The pin specific trigger circuit 1 further comprises a second electronic switching device MPA, e.g. being configured as a p-type DMOS transistor. The second switching device MPA is connected with its drain D to the gate of the driver transistor MD and with its source S to the anode of a zener diode Z5. A control line C2 connects pin VA with the gate G of the second switching device MPA. Thereby, the state (open or closed) of the second electronic switching device MPA is controlled depending on the voltage being present at pin VA. The cathode of the zener diode Z5 is connected between the cathode of zener diode Z2 and the anode of zener diode Z3.
Due to the pin specific trigger circuit 1 the clamp voltage is dependent on the pins involved in an ESD event. The clamp voltage between the supply pins VDD and VSS is roughly 3*VZ, where VZ is the zener voltage of the stacked zener diodes Z1 to Z3. The clamp voltage between pins VA and VSS, or between pins VDD and VA, is only 2*VZ+VT, where VT is the threshold voltage of electronic switching devices MNA or MPA.
An embodiment of the invention has been simulated according to the circuit shown in
The invention may be used in all integrated circuits with a supply rail based protection circuit where pin specific ESD protection voltages are required, e.g. in class-d audio power amplifier ICs. The present invention is particularly useful to reduce the requirements on the breakdown voltages of transistors that are not directly connected between the supply pins.
It should be noted that the above-mentioned embodiments illustrate rather than limit the invention, and that those skilled in the art will be able to design many alternative embodiments without departing from the scope of the appended claims. In the claims, any reference signs placed between parentheses shall not be construed as limiting the claim. The word “comprising” does not exclude the presence of elements or steps other than those listed in a claim.
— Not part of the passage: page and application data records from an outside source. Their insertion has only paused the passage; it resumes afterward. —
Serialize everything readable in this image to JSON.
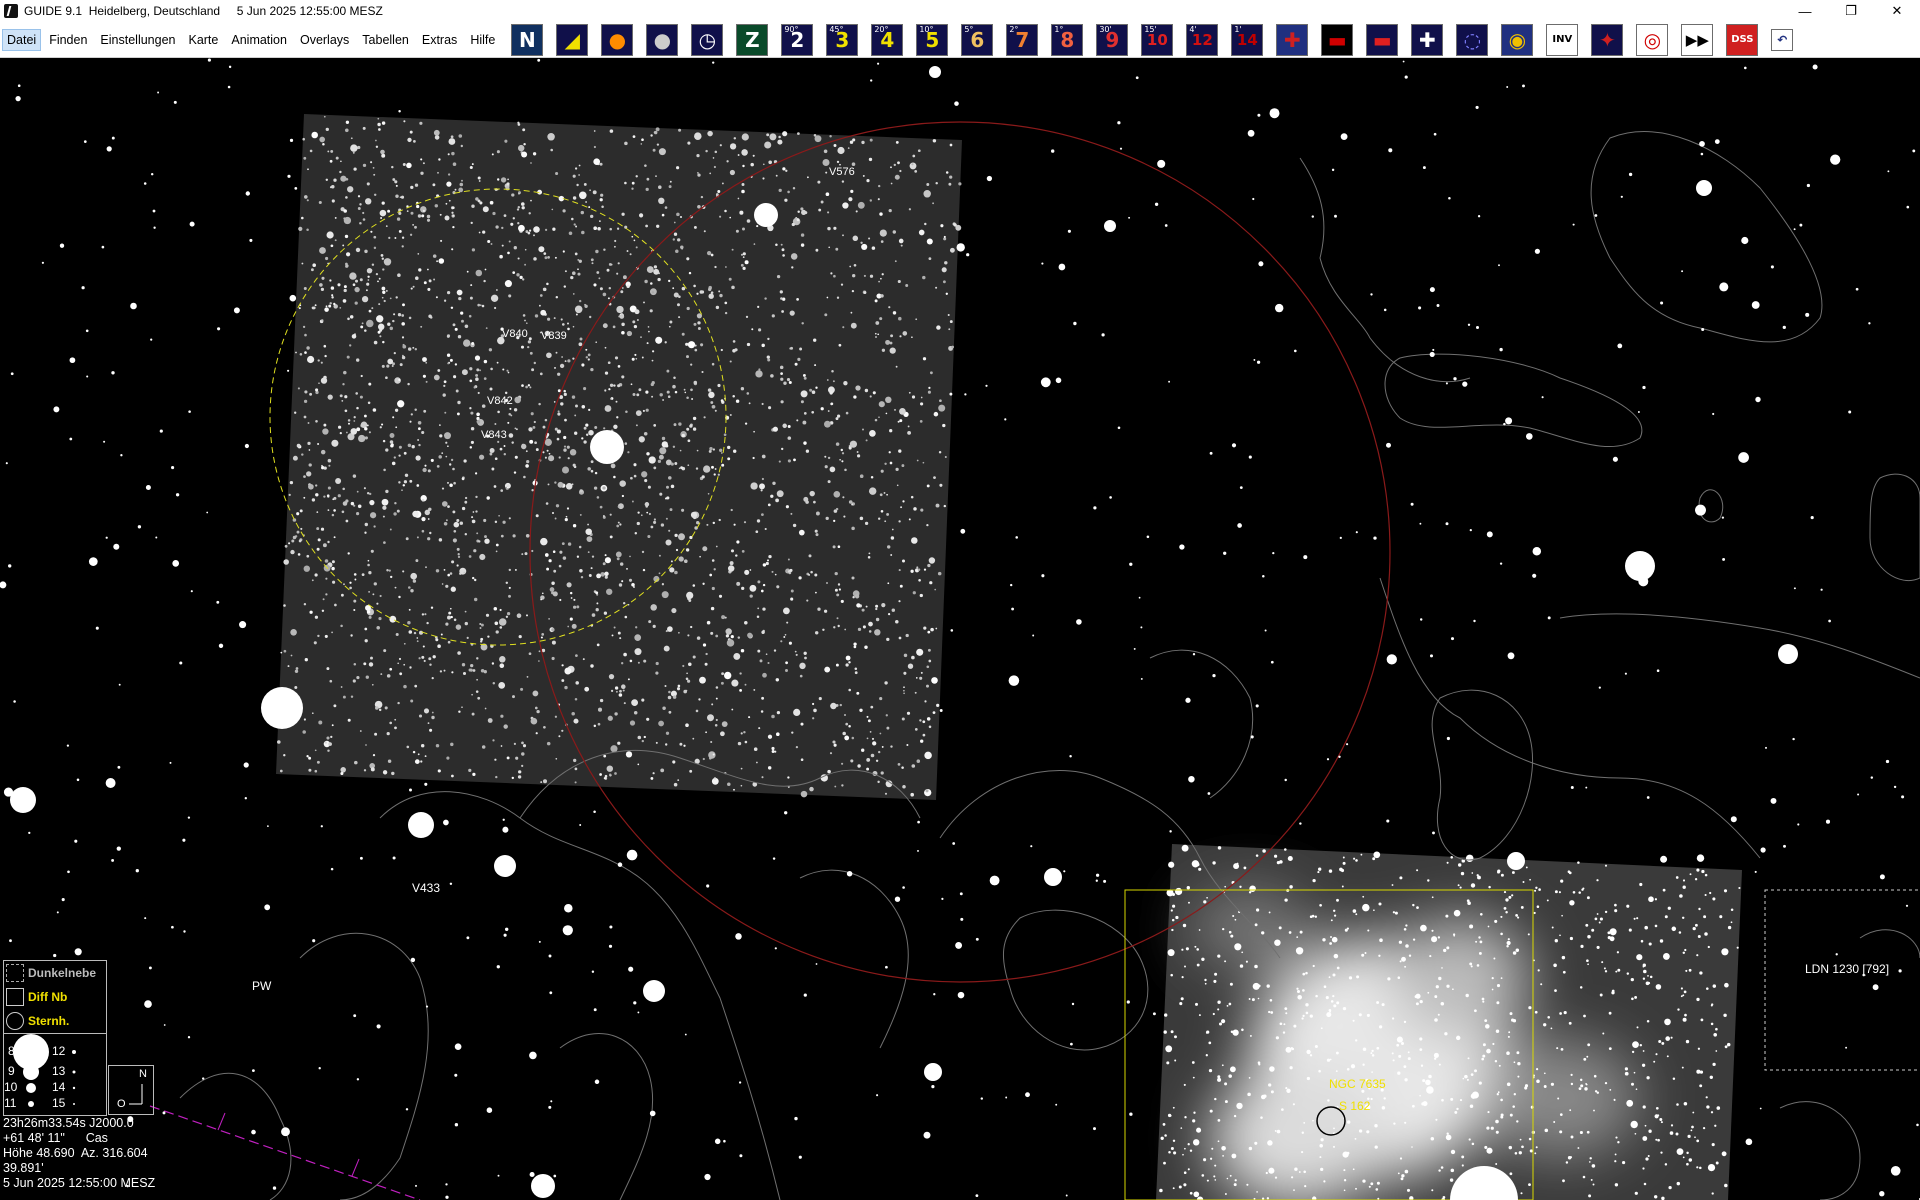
{
  "window": {
    "title": "GUIDE 9.1  Heidelberg, Deutschland     5 Jun 2025 12:55:00 MESZ",
    "minimize": "—",
    "restore": "❐",
    "close": "✕"
  },
  "menu": [
    {
      "label": "Datei",
      "selected": true
    },
    {
      "label": "Finden"
    },
    {
      "label": "Einstellungen"
    },
    {
      "label": "Karte"
    },
    {
      "label": "Animation"
    },
    {
      "label": "Overlays"
    },
    {
      "label": "Tabellen"
    },
    {
      "label": "Extras"
    },
    {
      "label": "Hilfe"
    }
  ],
  "toolbar": [
    {
      "icon": "north-up-icon",
      "text": "N",
      "sup": "",
      "fg": "#ffffff",
      "bg": "#103060"
    },
    {
      "icon": "ecliptic-icon",
      "text": "◢",
      "sup": "",
      "fg": "#f0e000",
      "bg": "#10104a"
    },
    {
      "icon": "sun-icon",
      "text": "●",
      "sup": "",
      "fg": "#ff8c00",
      "bg": "#10104a"
    },
    {
      "icon": "moon-icon",
      "text": "●",
      "sup": "",
      "fg": "#cccccc",
      "bg": "#10104a"
    },
    {
      "icon": "clock-icon",
      "text": "◷",
      "sup": "",
      "fg": "#ffffff",
      "bg": "#10104a"
    },
    {
      "icon": "zenith-icon",
      "text": "Z",
      "sup": "",
      "fg": "#ffffff",
      "bg": "#0a4a2a"
    },
    {
      "icon": "zoom-level-2-icon",
      "text": "2",
      "sup": "90°",
      "fg": "#ffffff",
      "bg": "#10104a"
    },
    {
      "icon": "zoom-level-3-icon",
      "text": "3",
      "sup": "45°",
      "fg": "#f0e000",
      "bg": "#10104a"
    },
    {
      "icon": "zoom-level-4-icon",
      "text": "4",
      "sup": "20°",
      "fg": "#f0e000",
      "bg": "#10104a"
    },
    {
      "icon": "zoom-level-5-icon",
      "text": "5",
      "sup": "10°",
      "fg": "#f0e000",
      "bg": "#10104a"
    },
    {
      "icon": "zoom-level-6-icon",
      "text": "6",
      "sup": "5°",
      "fg": "#f0c060",
      "bg": "#10104a"
    },
    {
      "icon": "zoom-level-7-icon",
      "text": "7",
      "sup": "2°",
      "fg": "#f08030",
      "bg": "#10104a"
    },
    {
      "icon": "zoom-level-8-icon",
      "text": "8",
      "sup": "1°",
      "fg": "#f06040",
      "bg": "#10104a"
    },
    {
      "icon": "zoom-level-9-icon",
      "text": "9",
      "sup": "30'",
      "fg": "#e03030",
      "bg": "#10104a"
    },
    {
      "icon": "zoom-level-10-icon",
      "text": "10",
      "sup": "15'",
      "fg": "#e02020",
      "bg": "#10104a"
    },
    {
      "icon": "zoom-level-12-icon",
      "text": "12",
      "sup": "4'",
      "fg": "#d01010",
      "bg": "#10104a"
    },
    {
      "icon": "zoom-level-14-icon",
      "text": "14",
      "sup": "1'",
      "fg": "#c00000",
      "bg": "#10104a"
    },
    {
      "icon": "language-english-icon",
      "text": "✚",
      "sup": "",
      "fg": "#d02020",
      "bg": "#203080"
    },
    {
      "icon": "language-german-icon",
      "text": "▬",
      "sup": "",
      "fg": "#d00000",
      "bg": "#000000"
    },
    {
      "icon": "star-chart-red-icon",
      "text": "▬",
      "sup": "",
      "fg": "#e02020",
      "bg": "#10104a"
    },
    {
      "icon": "crosshair-icon",
      "text": "✚",
      "sup": "",
      "fg": "#ffffff",
      "bg": "#10104a"
    },
    {
      "icon": "galaxy-icon",
      "text": "◌",
      "sup": "",
      "fg": "#8080ff",
      "bg": "#10104a"
    },
    {
      "icon": "globe-icon",
      "text": "◉",
      "sup": "",
      "fg": "#f0c000",
      "bg": "#203080"
    },
    {
      "icon": "inverse-icon",
      "text": "INV",
      "sup": "",
      "fg": "#000000",
      "bg": "#ffffff"
    },
    {
      "icon": "deep-sky-icon",
      "text": "✦",
      "sup": "",
      "fg": "#d02020",
      "bg": "#10104a"
    },
    {
      "icon": "target-icon",
      "text": "◎",
      "sup": "",
      "fg": "#d00000",
      "bg": "#ffffff"
    },
    {
      "icon": "fast-forward-icon",
      "text": "▶▶",
      "sup": "",
      "fg": "#000000",
      "bg": "#ffffff"
    },
    {
      "icon": "dss-icon",
      "text": "DSS",
      "sup": "",
      "fg": "#ffffff",
      "bg": "#d02020"
    },
    {
      "icon": "undo-icon",
      "text": "↶",
      "sup": "",
      "fg": "#203080",
      "bg": "#ffffff"
    }
  ],
  "labels": {
    "v576": "V576",
    "v840": "V840",
    "v839": "V839",
    "v842": "V842",
    "v843": "V843",
    "v433": "V433",
    "pw": "PW",
    "ngc7635": "NGC 7635",
    "s162": "S 162",
    "ldn1230": "LDN 1230 [792]"
  },
  "legend": {
    "dark_nebula": "Dunkelnebe",
    "diff_nb": "Diff Nb",
    "star_cluster": "Sternh.",
    "mags_left": [
      "8",
      "9",
      "10",
      "11"
    ],
    "mags_right": [
      "12",
      "13",
      "14",
      "15"
    ],
    "compass_n": "N",
    "compass_o": "O"
  },
  "status": {
    "ra": "23h26m33.54s J2000.0",
    "dec": "+61 48' 11\"      Cas",
    "altaz": "Höhe 48.690  Az. 316.604",
    "fov": "39.891'",
    "datetime": "5 Jun 2025 12:55:00 MESZ"
  },
  "colors": {
    "cluster_circle": "#e0e020",
    "red_circle": "#8a1a1a",
    "contours": "#707070",
    "survey_frame": "#d8d800",
    "ecliptic_line": "#c020c0"
  }
}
The indefinite article “a” or “an” preceding an element does not exclude the presence of a plurality of such elements. In the device claim enumerating several means, several of these means may be embodied by one and the same item of hardware. The mere fact that certain measures are recited in mutually different dependent claims does not indicate that a combination of these measures cannot be used to advantage.